The courts and tribunals system must undergo ‘root-and-branch’ change or it risks ‘sliding into a state of rapid, managed decline’, the senior presiding judge Lord Justice Fulford has warned.
‘Put starkly, the imperative for reform increases by the day,’ he writes in his July reform update to the judiciary. ‘Our system is crumbling under the weight of outdated and inefficient paper-based processes, along with many years of significant underinvestment in IT and our estate.
‘Without root-and-branch change, we risk sliding into a state of rapid, managed decline. There is, I believe, a strong consensus for change and we have the means to fund it. We must grasp the opportunity to make the changes necessary to bring the system into the 21st century.’
Much of the four-year reform programme is dependent on the sale of court buildings following the latest round of closures. Fulford (pictured) added in an interview with The Times that contingency plans are in place in the event of a property slump, which could mean parts of the programme taking an extra two years or talking to the Treasury about a short-term alternative source of funding.
His comments come as practitioners around the country warn that the latest round of court closures, coupled with poor facilities and limited internet and IT, risk damaging access to justice.
While acknowledging much has still to be done, HMCTS interim CEO Kevin Sadler told the Gazette the focus must be on using digital options to make access to justice easier and reduce ‘dependence’ on physical courts.

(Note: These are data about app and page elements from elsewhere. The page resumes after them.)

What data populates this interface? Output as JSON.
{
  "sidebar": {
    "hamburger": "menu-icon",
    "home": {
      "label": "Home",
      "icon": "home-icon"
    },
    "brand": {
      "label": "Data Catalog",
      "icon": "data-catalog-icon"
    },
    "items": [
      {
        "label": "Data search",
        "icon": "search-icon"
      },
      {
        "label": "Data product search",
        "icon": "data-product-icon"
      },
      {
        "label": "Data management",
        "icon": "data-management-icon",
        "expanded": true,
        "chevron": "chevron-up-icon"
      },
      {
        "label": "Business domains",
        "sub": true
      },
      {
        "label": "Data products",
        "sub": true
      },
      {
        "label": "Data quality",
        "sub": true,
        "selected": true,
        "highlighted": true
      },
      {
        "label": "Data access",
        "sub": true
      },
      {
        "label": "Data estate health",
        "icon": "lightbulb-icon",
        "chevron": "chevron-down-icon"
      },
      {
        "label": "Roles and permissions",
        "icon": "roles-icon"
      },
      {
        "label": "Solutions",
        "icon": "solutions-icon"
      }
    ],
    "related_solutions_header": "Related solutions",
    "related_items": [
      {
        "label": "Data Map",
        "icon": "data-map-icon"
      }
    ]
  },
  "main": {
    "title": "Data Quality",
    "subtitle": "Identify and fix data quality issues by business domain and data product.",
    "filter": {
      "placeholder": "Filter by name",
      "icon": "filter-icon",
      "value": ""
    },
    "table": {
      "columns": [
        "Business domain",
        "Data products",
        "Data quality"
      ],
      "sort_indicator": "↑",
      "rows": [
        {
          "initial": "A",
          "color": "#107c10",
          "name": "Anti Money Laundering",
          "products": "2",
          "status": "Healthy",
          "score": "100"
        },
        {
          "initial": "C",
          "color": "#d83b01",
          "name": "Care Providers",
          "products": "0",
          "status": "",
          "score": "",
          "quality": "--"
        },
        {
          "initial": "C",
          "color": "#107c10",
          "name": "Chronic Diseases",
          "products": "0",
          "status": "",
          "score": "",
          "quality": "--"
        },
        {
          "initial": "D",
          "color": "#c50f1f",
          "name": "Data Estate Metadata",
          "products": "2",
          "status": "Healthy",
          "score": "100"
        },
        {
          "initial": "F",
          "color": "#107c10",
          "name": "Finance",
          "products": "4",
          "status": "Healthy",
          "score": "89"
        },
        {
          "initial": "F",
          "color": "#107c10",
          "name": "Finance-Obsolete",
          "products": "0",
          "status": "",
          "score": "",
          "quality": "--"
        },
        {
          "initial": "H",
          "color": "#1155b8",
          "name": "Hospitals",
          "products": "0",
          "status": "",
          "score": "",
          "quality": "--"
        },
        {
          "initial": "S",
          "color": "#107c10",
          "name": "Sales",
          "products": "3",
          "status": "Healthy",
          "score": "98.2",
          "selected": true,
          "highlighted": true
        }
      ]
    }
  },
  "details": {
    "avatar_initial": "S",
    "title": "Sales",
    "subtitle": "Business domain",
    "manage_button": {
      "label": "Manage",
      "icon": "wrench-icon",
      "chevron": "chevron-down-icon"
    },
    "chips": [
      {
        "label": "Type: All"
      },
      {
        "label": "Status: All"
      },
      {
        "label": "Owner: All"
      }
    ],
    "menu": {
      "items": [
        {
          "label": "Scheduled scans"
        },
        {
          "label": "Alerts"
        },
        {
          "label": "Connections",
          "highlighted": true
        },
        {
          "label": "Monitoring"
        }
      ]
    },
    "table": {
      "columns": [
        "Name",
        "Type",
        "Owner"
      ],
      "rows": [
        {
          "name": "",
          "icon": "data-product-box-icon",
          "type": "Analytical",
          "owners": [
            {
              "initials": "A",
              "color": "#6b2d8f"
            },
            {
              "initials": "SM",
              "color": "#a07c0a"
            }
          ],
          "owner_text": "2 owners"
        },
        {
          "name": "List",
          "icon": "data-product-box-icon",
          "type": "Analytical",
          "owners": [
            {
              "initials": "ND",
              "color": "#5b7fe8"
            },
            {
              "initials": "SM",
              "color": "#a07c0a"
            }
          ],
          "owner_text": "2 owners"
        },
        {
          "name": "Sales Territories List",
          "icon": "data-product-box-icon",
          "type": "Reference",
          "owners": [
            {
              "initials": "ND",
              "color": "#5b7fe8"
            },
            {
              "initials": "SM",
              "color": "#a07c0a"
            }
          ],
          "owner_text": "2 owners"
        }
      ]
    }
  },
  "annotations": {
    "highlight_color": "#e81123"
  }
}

HMCTS is convening a ‘Court of the Future’ working group. Fulford says in his update that a number of judges will contribute either on the working group or separately to probe proposals for the minimum standards for hearing rooms, the necessary facilities, including technology and security, and shared buildings in a reformed court estate.